If you’re a dog owner then I’m sure you know quite a bit about this, having to deal with their pee is one of the more annoying jobs you have to carry out in your lawn. It’s not like you can tell them to stop, you can do your best to encourage them not to but this rarely works. So to help you out I’ve explained how you can reduce the damage and, if you’ve too late, how to treat the resultant bald spot.
How it Affects The Lawn
With all dogs urine you’ll find urea which is a form of nitrogen which converts to nitrates, it can actually be good for your lawn in small doses and it’s even found in some fertilisers. Not only that but you can find nutrients like potassium and phosphorus within it which also promote good lawn health. So it’s not the ingredients which are the problem.
When your dog pees on your lawn, its urine has such a high concentration of nitrogen that it’s poisonous and destroys the grass within a few days, which is why you’ll see those brown patches. It’s the concentration that’s deadly not the chemicals.
But after a week or so you’ll see that a ring of tall, green grass has grown around the bare patch. This is because the urine has became diluted from either rainfall or the moisture within the lawn, the concentration of nitrogen has therefore went down so it will act as a fertiliser and feed the lawn.
First and foremost the best way to treat dog urine is to prevent it in the first place. I know this is very hard to do and it’s unlikely they’ll listen but you might as well try. You can either stop your dog from urinating in the garden all together, by taking it out on walks, encourage them to pee in a specific area which you don’t mind getting damaged or you could buy these tablets which you place in their water bowl that neutralises their urine.
So if that didn’t work too well you should do one of two things. You can follow the dog when it runs out to the lawn and pour a bucket of water over the area it’s urinated in to reduce the concentration of nitrogen. Or if you already know the dogs “spot” then you can make sure that this area is kept more moist than any others in the lawn, you’ll probably need to have a sprinkler but just make sure it gets watered once or twice a week for an hour. This will dilute the urine and reduce the amount of damage caused to the lawn.
If you want to get even better results you can try adding horticultural lime or powdered gypsum to your water, they’re high alkaline which will neutralise the acid to balance the pH level.
If the unfortunate has happened and you got to the problem too late then you’re going to need to take action and replace the damaged spot. To do so just follow the process below:
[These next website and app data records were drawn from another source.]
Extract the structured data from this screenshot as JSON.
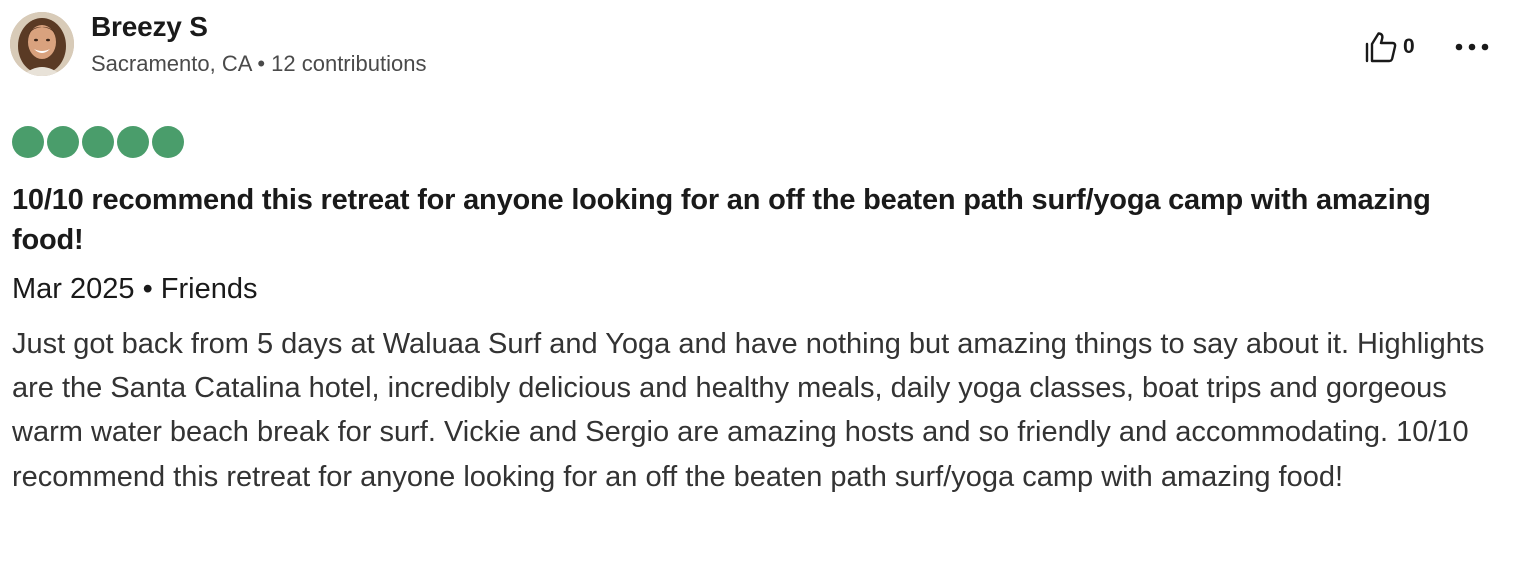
{
  "reviewer": {
    "name": "Breezy S",
    "location": "Sacramento, CA",
    "separator": "•",
    "contributions": "12 contributions"
  },
  "helpful": {
    "icon": "thumbs-up-icon",
    "count": "0"
  },
  "more_menu": {
    "icon": "more-horizontal-icon"
  },
  "rating": {
    "value": 5,
    "max": 5,
    "color": "#4a9d6b"
  },
  "review": {
    "title": "10/10 recommend this retreat for anyone looking for an off the beaten path surf/yoga camp with amazing food!",
    "date": "Mar 2025",
    "separator": "•",
    "trip_type": "Friends",
    "body": "Just got back from 5 days at Waluaa Surf and Yoga and have nothing but amazing things to say about it. Highlights are the Santa Catalina hotel, incredibly delicious and healthy meals, daily yoga classes, boat trips and gorgeous warm water beach break for surf. Vickie and Sergio are amazing hosts and so friendly and accommodating. 10/10 recommend this retreat for anyone looking for an off the beaten path surf/yoga camp with amazing food!"
  }
}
- Remove the damaged area to a depth of 3 inches and dispose of the waste.
- Fill in the hole using a good quality top soil and firm until the area is level with the remainder of the lawn.
- Over seed the patch with a seed which will allow for quick germination and grass establishment (perennial ryegrass for example) about 10 – 20 seeds per square inch.
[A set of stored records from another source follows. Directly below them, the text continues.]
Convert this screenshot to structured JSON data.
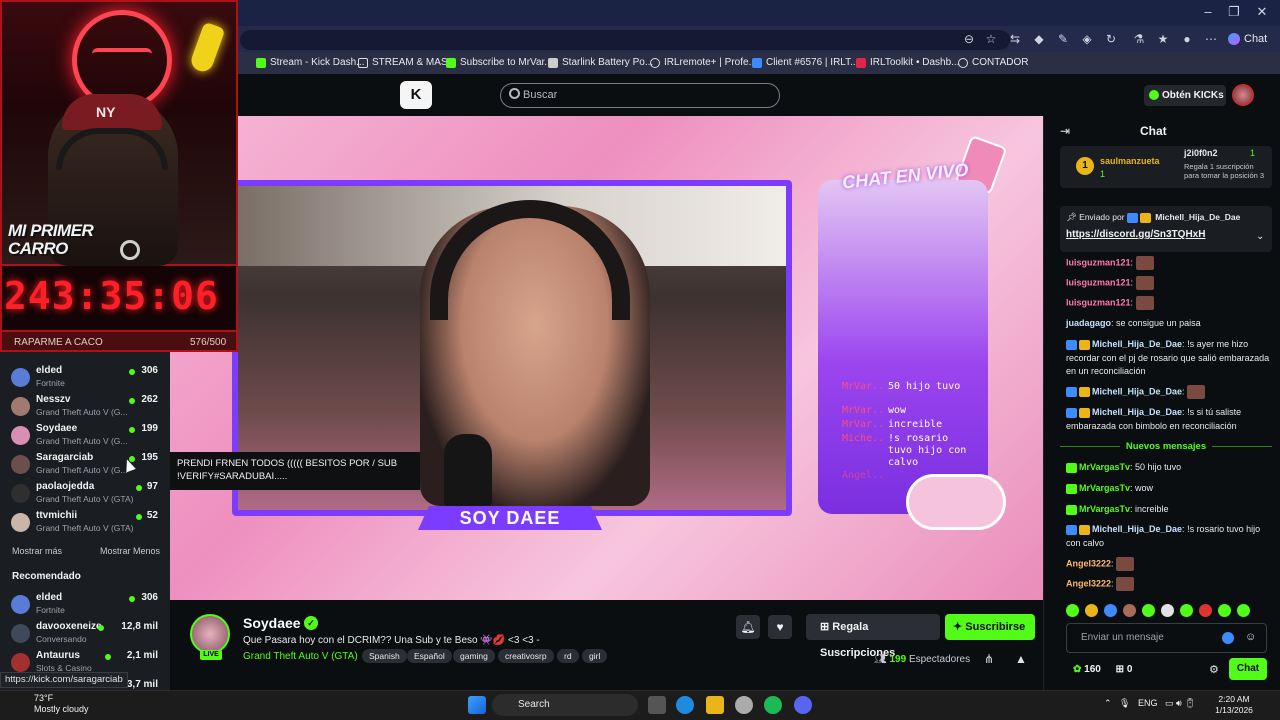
{
  "browser": {
    "bookmarks": [
      "Stream - Kick Dash...",
      "STREAM & MAS",
      "Subscribe to MrVar...",
      "Starlink Battery Po...",
      "IRLremote+ | Profe...",
      "Client #6576 | IRLT...",
      "IRLToolkit • Dashb...",
      "CONTADOR"
    ],
    "copilot_label": "Chat",
    "status_url": "https://kick.com/saragarciab"
  },
  "header": {
    "search_placeholder": "Buscar",
    "kicks_label": "Obtén KICKs"
  },
  "overlay": {
    "sign_text": "MI PRIMER CARRO",
    "cap_logo": "NY",
    "timer": "243:35:06",
    "goal_label": "RAPARME A CACO",
    "goal_count": "576/500"
  },
  "sidebar": {
    "following": [
      {
        "name": "elded",
        "game": "Fortnite",
        "viewers": "306",
        "color": "#5a7bd6"
      },
      {
        "name": "Nesszv",
        "game": "Grand Theft Auto V (G...",
        "viewers": "262",
        "color": "#a07a70"
      },
      {
        "name": "Soydaee",
        "game": "Grand Theft Auto V (G...",
        "viewers": "199",
        "color": "#d78fb3"
      },
      {
        "name": "Saragarciab",
        "game": "Grand Theft Auto V (G...",
        "viewers": "195",
        "color": "#6b4e4e"
      },
      {
        "name": "paolaojedda",
        "game": "Grand Theft Auto V (GTA)",
        "viewers": "97",
        "color": "#2f2f2f"
      },
      {
        "name": "ttvmichii",
        "game": "Grand Theft Auto V (GTA)",
        "viewers": "52",
        "color": "#c8b6a8"
      }
    ],
    "show_more": "Mostrar más",
    "show_less": "Mostrar Menos",
    "recommended_title": "Recomendado",
    "recommended": [
      {
        "name": "elded",
        "game": "Fortnite",
        "viewers": "306",
        "color": "#5a7bd6"
      },
      {
        "name": "davooxeneize",
        "game": "Conversando",
        "viewers": "12,8 mil",
        "color": "#3e4a5a"
      },
      {
        "name": "Antaurus",
        "game": "Slots & Casino",
        "viewers": "2,1 mil",
        "color": "#a23030"
      },
      {
        "name": "",
        "game": "",
        "viewers": "23,7 mil",
        "color": "#1a1d21"
      }
    ],
    "tooltip": "PRENDI FRNEN TODOS ((((( BESITOS POR / SUB !VERIFY#SARADUBAI....."
  },
  "video_overlay": {
    "chat_title": "CHAT EN VIVO",
    "lines": [
      {
        "user": "MrVar..",
        "msg": "50 hijo tuvo"
      },
      {
        "user": "MrVar..",
        "msg": "wow"
      },
      {
        "user": "MrVar..",
        "msg": "increible"
      },
      {
        "user": "Miche..",
        "msg": "!s rosario tuvo hijo con calvo"
      },
      {
        "user": "Angel..",
        "msg": ""
      }
    ],
    "label": "SOY DAEE"
  },
  "stream": {
    "name": "Soydaee",
    "live": "LIVE",
    "title": "Que Pasara hoy con el DCRIM?? Una Sub y te Beso 👾💋 <3 <3 -",
    "game": "Grand Theft Auto V (GTA)",
    "tags": [
      "Spanish",
      "Español",
      "gaming",
      "creativosrp",
      "rd",
      "girl"
    ],
    "gift_label": "Regala Suscripciones",
    "subscribe_label": "Suscribirse",
    "viewer_count": "199",
    "viewer_label": "Espectadores"
  },
  "chat": {
    "title": "Chat",
    "top_gifter_rank": "1",
    "top_gifter": "saulmanzueta",
    "top_gifter_count": "1",
    "gift_user": "j2i0f0n2",
    "gift_count": "1",
    "gift_note": "Regala 1 suscripción para tomar la posición 3",
    "pinned_by": "Enviado por",
    "pinned_user": "Michell_Hija_De_Dae",
    "pinned_link": "https://discord.gg/Sn3TQHxH",
    "messages": [
      {
        "user": "luisguzman121",
        "text": "",
        "color": "#ff7aa5",
        "emote": true
      },
      {
        "user": "luisguzman121",
        "text": "",
        "color": "#ff7aa5",
        "emote": true
      },
      {
        "user": "luisguzman121",
        "text": "",
        "color": "#ff7aa5",
        "emote": true
      },
      {
        "user": "juadagago",
        "text": "se consigue un paisa",
        "color": "#c5e1ff",
        "emote": false
      },
      {
        "user": "Michell_Hija_De_Dae",
        "text": "!s ayer me hizo recordar con el pj de rosario que salió embarazada en un reconciliación",
        "color": "#c5e1ff",
        "emote": false
      },
      {
        "user": "Michell_Hija_De_Dae",
        "text": "",
        "color": "#c5e1ff",
        "emote": true
      },
      {
        "user": "Michell_Hija_De_Dae",
        "text": "!s si tú saliste embarazada con bimbolo en reconciliación",
        "color": "#c5e1ff",
        "emote": false
      }
    ],
    "new_messages_label": "Nuevos mensajes",
    "new_messages": [
      {
        "user": "MrVargasTv",
        "text": "50 hijo tuvo",
        "color": "#53fc18"
      },
      {
        "user": "MrVargasTv",
        "text": "wow",
        "color": "#53fc18"
      },
      {
        "user": "MrVargasTv",
        "text": "increible",
        "color": "#53fc18"
      },
      {
        "user": "Michell_Hija_De_Dae",
        "text": "!s rosario tuvo hijo con calvo",
        "color": "#c5e1ff"
      },
      {
        "user": "Angel3222",
        "text": "",
        "color": "#ffb86b"
      },
      {
        "user": "Angel3222",
        "text": "",
        "color": "#ffb86b"
      }
    ],
    "input_placeholder": "Enviar un mensaje",
    "points": "160",
    "gift_count_footer": "0",
    "send_label": "Chat"
  },
  "taskbar": {
    "temp": "73°F",
    "weather": "Mostly cloudy",
    "search_label": "Search",
    "lang": "ENG",
    "time": "2:20 AM",
    "date": "1/13/2026"
  }
}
- Tread the surface to firm and water lightly at least daily for the first 2 weeks
Strengthening The Lawn
To improve the grass quality in your lawn so that it’s less susceptible to more damage, you need to keep to properly maintained. You should mow it on a weekly basis (without cutting it too short), aerate it when needed, keep it thick by applying an overseed to all bare spots and apply a fertiliser to it every year. This will keep it in really good condition and not only gives it a better chance of coping with dog urine but also other kinds of pests and diseases.
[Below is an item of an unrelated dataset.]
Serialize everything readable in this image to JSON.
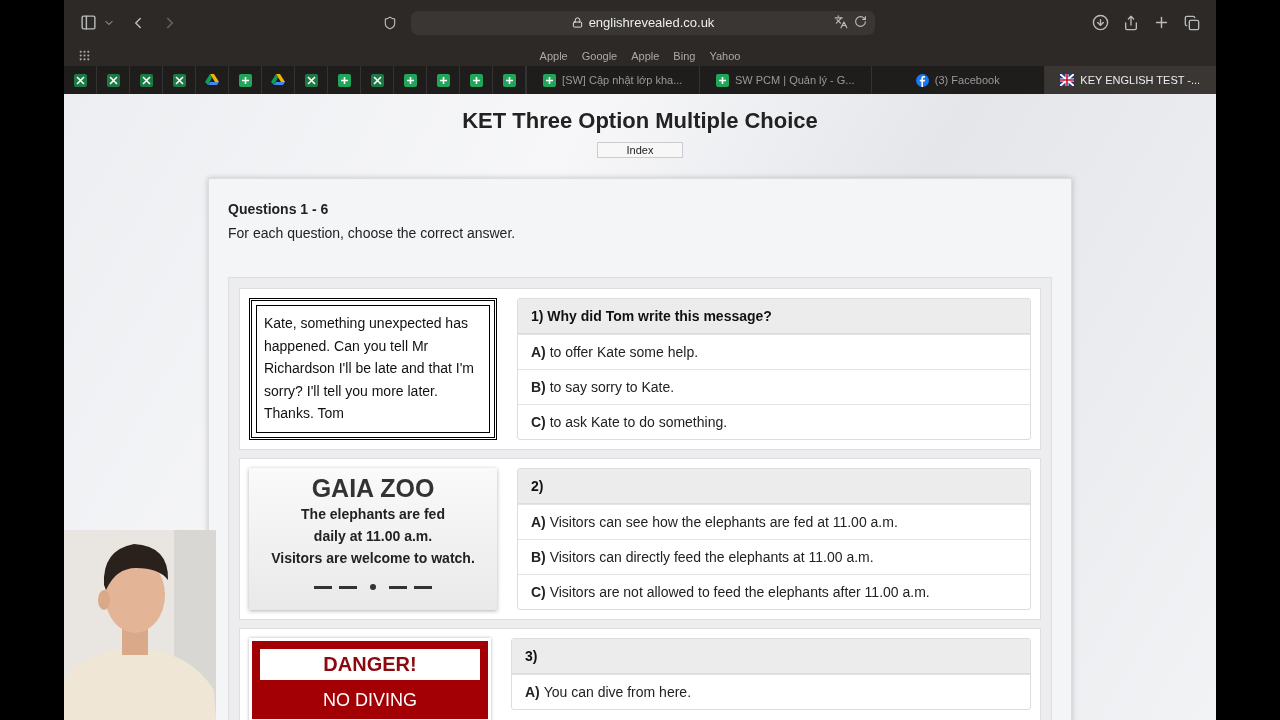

If you found this post interesting then maybe you’d like to see some of my other content, like my robomower reviews? If so then head over to my Robot Lawn Mower Review Page, I’ve reviewed various models all designed for different purposes so if you’re in the market there won’t be a better place to go than here!